‘Black Panther Party’ at the Ritzy, Brixton.

It is Friday night, and I am waiting for a friend at Brixton. We sometimes meet at the Ritzy, a local cinema and other events venue, and then decide where to go. As I am reaching the place, I come across a small group of people piqueting outside. An old man hands out a leaflet to me and informs me that this is about supporting the workers at Ritzy to be given a living wage (as opposed to the minimum wage). Of course, now I remember. There has been a dispute between the owner and the employees for quite some time.

The old man does not work at Ritzy, but is a member of their union. I show some compassion and I apologise that I have to enter the building to wait for my friend. I also foolishly perhaps say that I am not going to buy a ticket of any sort, but perhaps have the first drink for the night.  “There are many pubs around that you could go to”, he says, “you don’t have to pay Ritzy for your drink!”. Ok, then, I will just enter and only wait for my friend to arrive.

On my way in, I encounter a very long queue, an immediate sign that the venue definitely earns enough to support a living wage for their staff. I kind of struggle to reach to the ground floor bar, which is much busier than usual. “Black Panther Party starting at 9.30” says on the board. What is that supposed to mean? There is an increased black presence, not unusual for Brixton, but still not quite what I expected at the Ritzy. They are dressed well, for the party I reckon, and some of them seem to be part of the organising team, dressed in eccentric outfits.

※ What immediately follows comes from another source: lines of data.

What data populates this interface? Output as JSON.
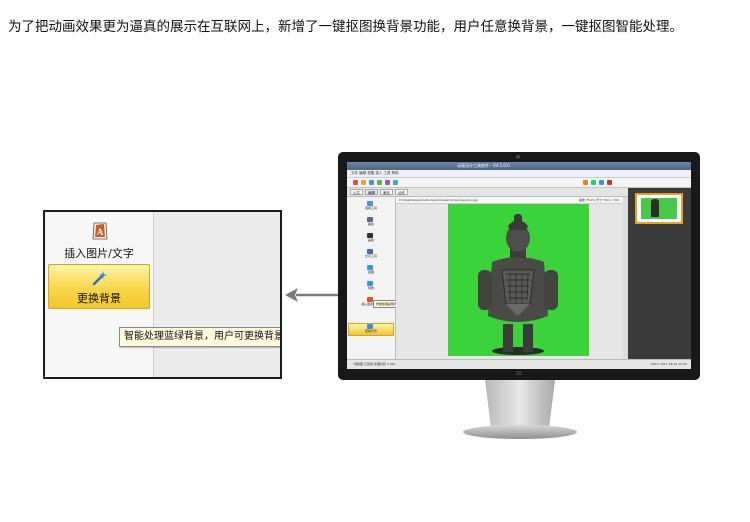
{
  "caption": "为了把动画效果更为逼真的展示在互联网上，新增了一键抠图换背景功能，用户任意换背景，一键抠图智能处理。",
  "zoom": {
    "insert_label": "插入图片/文字",
    "replace_bg_label": "更换背景",
    "tooltip": "智能处理蓝绿背景，用户可更换背景"
  },
  "app": {
    "window_title": "动画设计工具软件 - V4.5.0.0",
    "menu": "文件  编辑  视图  插入  工具  帮助",
    "tabs": [
      "公共",
      "编辑",
      "美化",
      "动作"
    ],
    "path": "D:\\Desktop\\animation\\work\\GreenScreen\\warrior.jpg",
    "zoom_info": "缩放 75.0%  尺寸 700 × 700",
    "side_items": [
      "选择工具",
      "裁剪",
      "画笔",
      "文字工具",
      "抠图",
      "特效",
      "插入图片/文字",
      "更换背景"
    ],
    "mini_tooltip": "智能处理蓝绿背景，用户可更换背景",
    "status_left": "一键抠图 已完成 处理时间 0.05s",
    "status_right": "100%  2017-06-22 10:45"
  },
  "colors": {
    "green_screen": "#3ad33a",
    "highlight": "#f8d74a",
    "arrow": "#7a7a7a"
  }
}
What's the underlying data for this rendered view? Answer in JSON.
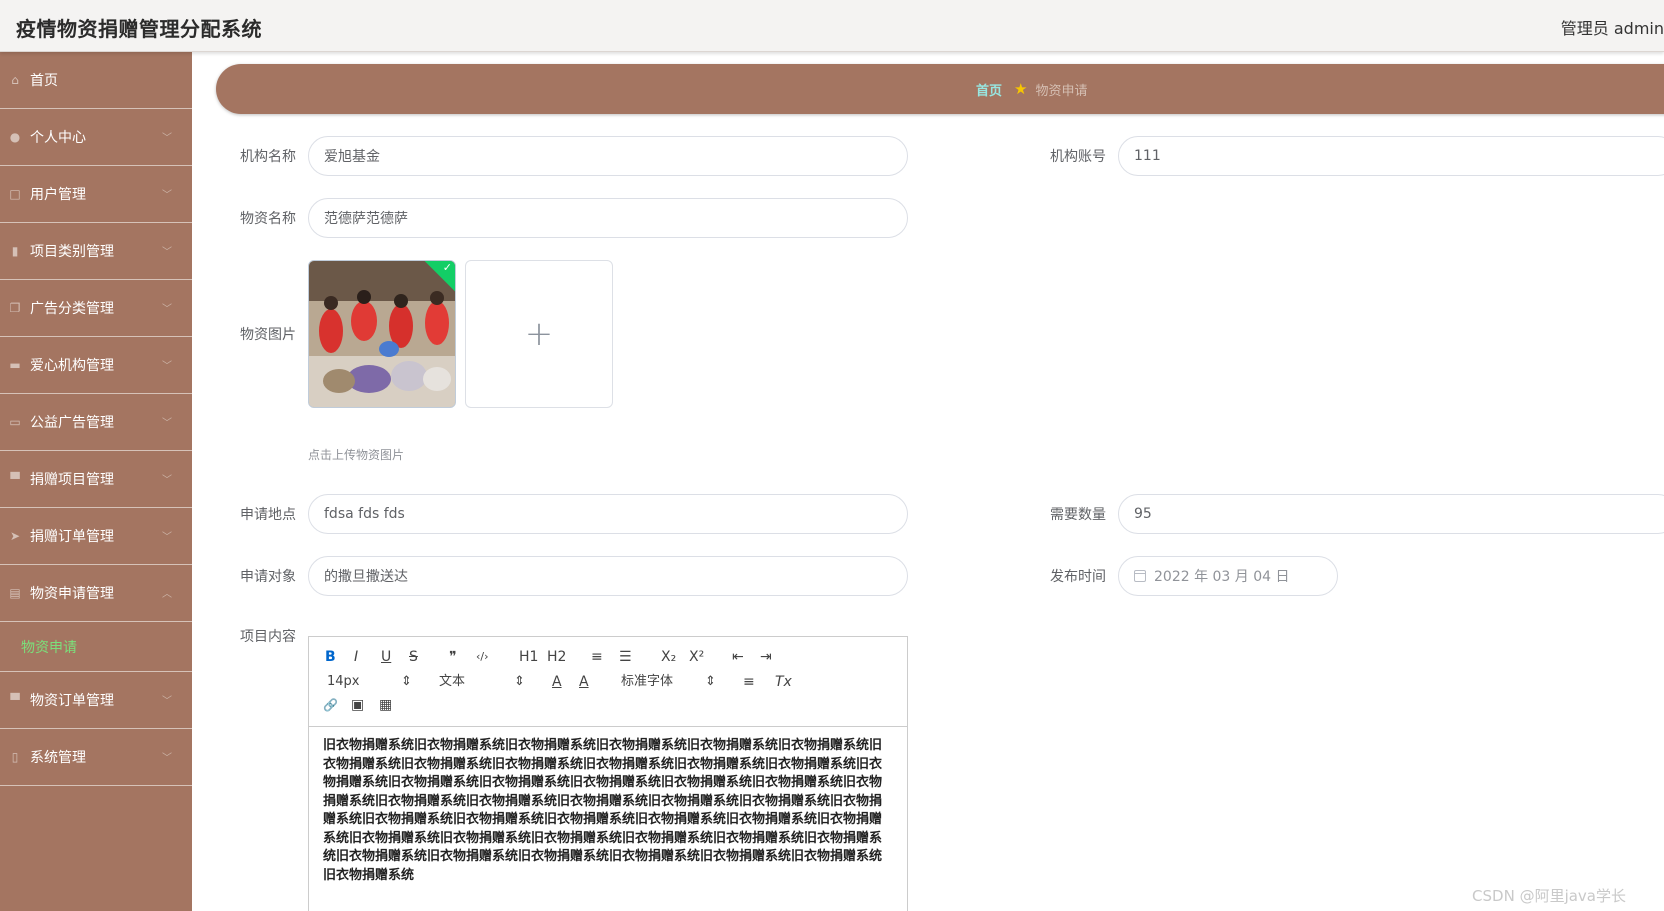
{
  "header": {
    "title": "疫情物资捐赠管理分配系统",
    "admin": "管理员 admin"
  },
  "sidebar": {
    "items": [
      {
        "label": "首页",
        "icon": "home-icon",
        "expandable": false
      },
      {
        "label": "个人中心",
        "icon": "user-icon",
        "expandable": true
      },
      {
        "label": "用户管理",
        "icon": "users-icon",
        "expandable": true
      },
      {
        "label": "项目类别管理",
        "icon": "bar-chart-icon",
        "expandable": true
      },
      {
        "label": "广告分类管理",
        "icon": "copy-icon",
        "expandable": true
      },
      {
        "label": "爱心机构管理",
        "icon": "building-icon",
        "expandable": true
      },
      {
        "label": "公益广告管理",
        "icon": "image-icon",
        "expandable": true
      },
      {
        "label": "捐赠项目管理",
        "icon": "monitor-icon",
        "expandable": true
      },
      {
        "label": "捐赠订单管理",
        "icon": "send-icon",
        "expandable": true
      },
      {
        "label": "物资申请管理",
        "icon": "document-icon",
        "expandable": true,
        "expanded": true,
        "sub": [
          "物资申请"
        ]
      },
      {
        "label": "物资订单管理",
        "icon": "chat-icon",
        "expandable": true
      },
      {
        "label": "系统管理",
        "icon": "phone-icon",
        "expandable": true
      }
    ]
  },
  "breadcrumb": {
    "home": "首页",
    "current": "物资申请"
  },
  "form": {
    "org_name": {
      "label": "机构名称",
      "value": "爱旭基金"
    },
    "org_account": {
      "label": "机构账号",
      "value": "111"
    },
    "item_name": {
      "label": "物资名称",
      "value": "范德萨范德萨"
    },
    "item_image": {
      "label": "物资图片",
      "hint": "点击上传物资图片"
    },
    "location": {
      "label": "申请地点",
      "value": "fdsa fds fds"
    },
    "quantity": {
      "label": "需要数量",
      "value": "95"
    },
    "target": {
      "label": "申请对象",
      "value": "的撒旦撒送达"
    },
    "publish_time": {
      "label": "发布时间",
      "value": "2022 年 03 月 04 日"
    },
    "content": {
      "label": "项目内容",
      "toolbar": {
        "bold": "B",
        "italic": "I",
        "underline": "U",
        "strike": "S",
        "quote": "❞",
        "code": "‹/›",
        "h1": "H1",
        "h2": "H2",
        "ordered": "≡",
        "bullet": "☰",
        "sub": "X₂",
        "sup": "X²",
        "outdent": "⇤",
        "indent": "⇥",
        "size": "14px",
        "format": "文本",
        "color": "A",
        "bg": "A",
        "font": "标准字体",
        "align": "≡",
        "clean": "Tx",
        "link": "🔗",
        "image": "▣",
        "video": "▦"
      },
      "text": "旧衣物捐赠系统旧衣物捐赠系统旧衣物捐赠系统旧衣物捐赠系统旧衣物捐赠系统旧衣物捐赠系统旧衣物捐赠系统旧衣物捐赠系统旧衣物捐赠系统旧衣物捐赠系统旧衣物捐赠系统旧衣物捐赠系统旧衣物捐赠系统旧衣物捐赠系统旧衣物捐赠系统旧衣物捐赠系统旧衣物捐赠系统旧衣物捐赠系统旧衣物捐赠系统旧衣物捐赠系统旧衣物捐赠系统旧衣物捐赠系统旧衣物捐赠系统旧衣物捐赠系统旧衣物捐赠系统旧衣物捐赠系统旧衣物捐赠系统旧衣物捐赠系统旧衣物捐赠系统旧衣物捐赠系统旧衣物捐赠系统旧衣物捐赠系统旧衣物捐赠系统旧衣物捐赠系统旧衣物捐赠系统旧衣物捐赠系统旧衣物捐赠系统旧衣物捐赠系统旧衣物捐赠系统旧衣物捐赠系统旧衣物捐赠系统旧衣物捐赠系统旧衣物捐赠系统旧衣物捐赠系统"
    }
  },
  "watermark": "CSDN @阿里java学长",
  "colors": {
    "sidebar": "#a47561",
    "header": "#f4f3f2",
    "crumb_home": "#98e6e0",
    "sub_active": "#7be07b"
  }
}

In the meantime, I have been in and out of the venue, and then my friend arrives. We have a brief chat about having the drink elsewhere, but we decide to compromise our solidarity to the protest outside and see what this party is all about, postponing looking for an alternative place for later.

The piqueting has certainly given a ‘way of seeing’ for the night, and the living wage for the workers at the Ritzy is what comes up for discussion, after we found a place to sit. We agree that the venue is ridiculous if they have the ability to pay more and they do not do it.  After absorbing a bit more of the atmosphere, what gradually becomes strikingly apparent is how the context of the night is a great mockery to what has been happening outside the venue and…some time after the Second World War!

Black Panther(s) Party. It is spelled without an “s” on the announcement board, but obviously if this refers to the political group of Sixties America, then it should be in plural. Anyhow, this is what sparks some heated…sips of beer. The people around us are here for a black panther-themed party. They all look well-dressed, which most of the times means that they earn a comparable living. They are of a mix of ethnicities, black and white, and possibly a few EU like us. The bartenders are also both white and black, the ones earning the minimum instead of the living wage.

And we start to see a bigger frame for our picture. The white and Hispanic piqueters outside trying to stop more-than-living-wage customers to enter the venue and stay in front of a bar, behind of which are minimum wage earners. Between the piqueters and the workers, there is a Black Panther party on for the night, which is not for them, but for the ones in the middle. Historically though, the least association the middle class group of the night that could have to a movement like the Black Panthers, could be Martin Luther King’s (soft) side of the civil rights movement.

This is more or less what passed our minds and what we talked about for half an hour or so. It does not matter so much whether our speculations are true, but more that there is a certain symbolism in the space and time we are in, which is quite profound. It is created by words, by the quality of clothes, by the colours of the skin, not by what is really happening and what these people are thinking. Not even by what the party was actually about, as it turned out the day after.

Apparently, there is a film with the title “Black Panther” just  released. And this is when it made sense that some people near the starting time of the party were dressed as comic characters, who must have been immitating the ones appearing in the film.  From what I read very briefly, the film is about black empowerement, and its title may be referring to the actual Black Panthers, but certainly the party was dedicated to the film and not the political movement. This coincidence kind of reduces the mocking in relation to the piqueting and the living wage, as people (customers) were there for a comic-based film and its party, the title of which was not taken from the political movement.

Nevertheless, the great irony of the night was the intersectionalistic craziness of what seemed to be happening. Privileged black and white people partying over a theme which reads as politically radical, in the presence of black and white low earners, who would have preferred not to party, but to close the place (which actually happened the day after) until they get what they want. The “black panthers” present, whether white or black, were actually indirectly obstructing a protest of rights, just like some white people were doing to the real Black Panthers in the 60s.